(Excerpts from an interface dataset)
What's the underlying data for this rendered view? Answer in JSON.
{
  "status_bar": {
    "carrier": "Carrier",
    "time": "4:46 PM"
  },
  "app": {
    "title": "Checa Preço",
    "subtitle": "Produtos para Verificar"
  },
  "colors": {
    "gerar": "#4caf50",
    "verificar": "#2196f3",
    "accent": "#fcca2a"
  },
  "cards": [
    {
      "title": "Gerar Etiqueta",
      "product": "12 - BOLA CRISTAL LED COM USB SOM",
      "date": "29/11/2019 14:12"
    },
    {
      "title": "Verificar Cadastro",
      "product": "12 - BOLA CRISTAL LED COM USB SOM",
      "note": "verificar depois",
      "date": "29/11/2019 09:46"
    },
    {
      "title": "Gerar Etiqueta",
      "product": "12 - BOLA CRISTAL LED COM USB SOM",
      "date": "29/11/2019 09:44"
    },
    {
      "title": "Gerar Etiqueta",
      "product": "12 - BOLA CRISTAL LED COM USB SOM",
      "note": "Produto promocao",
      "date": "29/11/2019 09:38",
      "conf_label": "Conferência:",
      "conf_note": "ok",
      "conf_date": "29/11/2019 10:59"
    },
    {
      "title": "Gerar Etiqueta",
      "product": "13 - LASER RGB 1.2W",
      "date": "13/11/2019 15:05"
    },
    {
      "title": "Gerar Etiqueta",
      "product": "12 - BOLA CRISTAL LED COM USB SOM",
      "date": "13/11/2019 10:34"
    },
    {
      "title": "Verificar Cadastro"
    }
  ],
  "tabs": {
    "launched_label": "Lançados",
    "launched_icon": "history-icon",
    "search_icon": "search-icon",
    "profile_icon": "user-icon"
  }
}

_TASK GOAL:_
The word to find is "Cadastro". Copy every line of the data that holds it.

_RESULT BELOW:_
      "title": "Verificar Cadastro",
      "title": "Verificar Cadastro"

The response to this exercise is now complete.